Exercise input
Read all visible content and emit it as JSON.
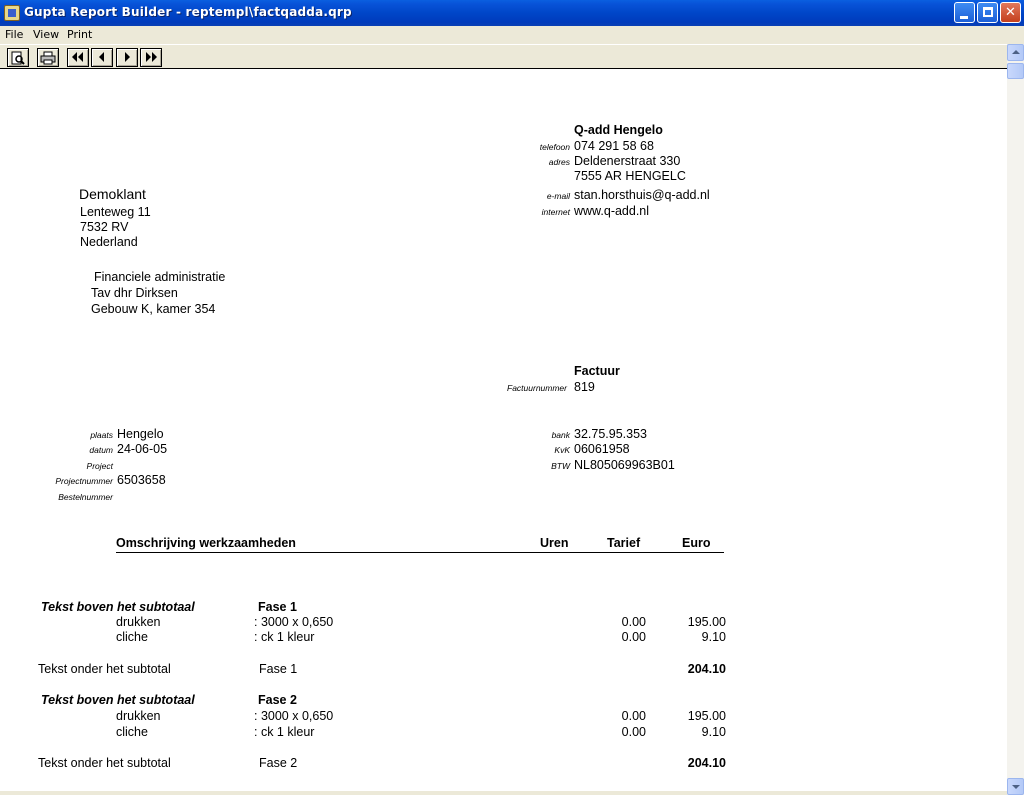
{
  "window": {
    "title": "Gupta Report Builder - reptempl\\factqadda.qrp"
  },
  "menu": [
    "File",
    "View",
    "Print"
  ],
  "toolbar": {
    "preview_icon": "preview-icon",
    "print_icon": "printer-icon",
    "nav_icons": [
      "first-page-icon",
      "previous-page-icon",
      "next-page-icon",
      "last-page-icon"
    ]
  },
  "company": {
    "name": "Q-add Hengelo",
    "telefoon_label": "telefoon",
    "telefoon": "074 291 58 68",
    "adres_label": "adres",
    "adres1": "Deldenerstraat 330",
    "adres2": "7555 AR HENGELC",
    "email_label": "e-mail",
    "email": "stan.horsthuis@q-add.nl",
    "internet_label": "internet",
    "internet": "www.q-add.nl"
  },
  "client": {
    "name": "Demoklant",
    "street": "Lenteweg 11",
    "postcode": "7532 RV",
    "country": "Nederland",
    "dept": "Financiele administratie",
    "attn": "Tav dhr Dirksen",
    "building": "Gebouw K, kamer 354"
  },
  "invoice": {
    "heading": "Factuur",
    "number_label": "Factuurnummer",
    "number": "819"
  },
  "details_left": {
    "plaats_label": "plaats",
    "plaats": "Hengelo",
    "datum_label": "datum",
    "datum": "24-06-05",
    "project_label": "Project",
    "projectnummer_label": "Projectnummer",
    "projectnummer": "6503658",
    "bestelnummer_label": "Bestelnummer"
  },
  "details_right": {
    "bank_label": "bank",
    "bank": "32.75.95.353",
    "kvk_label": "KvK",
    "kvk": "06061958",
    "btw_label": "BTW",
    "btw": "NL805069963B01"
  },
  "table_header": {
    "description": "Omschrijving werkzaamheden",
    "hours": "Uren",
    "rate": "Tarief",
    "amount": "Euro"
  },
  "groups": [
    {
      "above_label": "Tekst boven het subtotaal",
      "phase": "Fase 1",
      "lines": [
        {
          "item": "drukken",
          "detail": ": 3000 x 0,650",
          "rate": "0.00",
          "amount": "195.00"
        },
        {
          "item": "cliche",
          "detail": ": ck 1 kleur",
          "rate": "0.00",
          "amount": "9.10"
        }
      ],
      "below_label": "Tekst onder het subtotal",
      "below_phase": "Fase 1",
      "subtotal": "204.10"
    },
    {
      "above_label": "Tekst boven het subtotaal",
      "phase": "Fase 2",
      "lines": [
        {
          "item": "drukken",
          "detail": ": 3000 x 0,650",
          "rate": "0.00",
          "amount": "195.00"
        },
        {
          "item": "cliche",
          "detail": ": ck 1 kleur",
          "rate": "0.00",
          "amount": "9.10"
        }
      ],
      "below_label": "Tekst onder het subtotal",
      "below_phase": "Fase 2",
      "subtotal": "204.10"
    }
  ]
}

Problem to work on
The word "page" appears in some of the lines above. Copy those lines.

Response to the exercise
      "first-page-icon",
      "previous-page-icon",
      "next-page-icon",
      "last-page-icon"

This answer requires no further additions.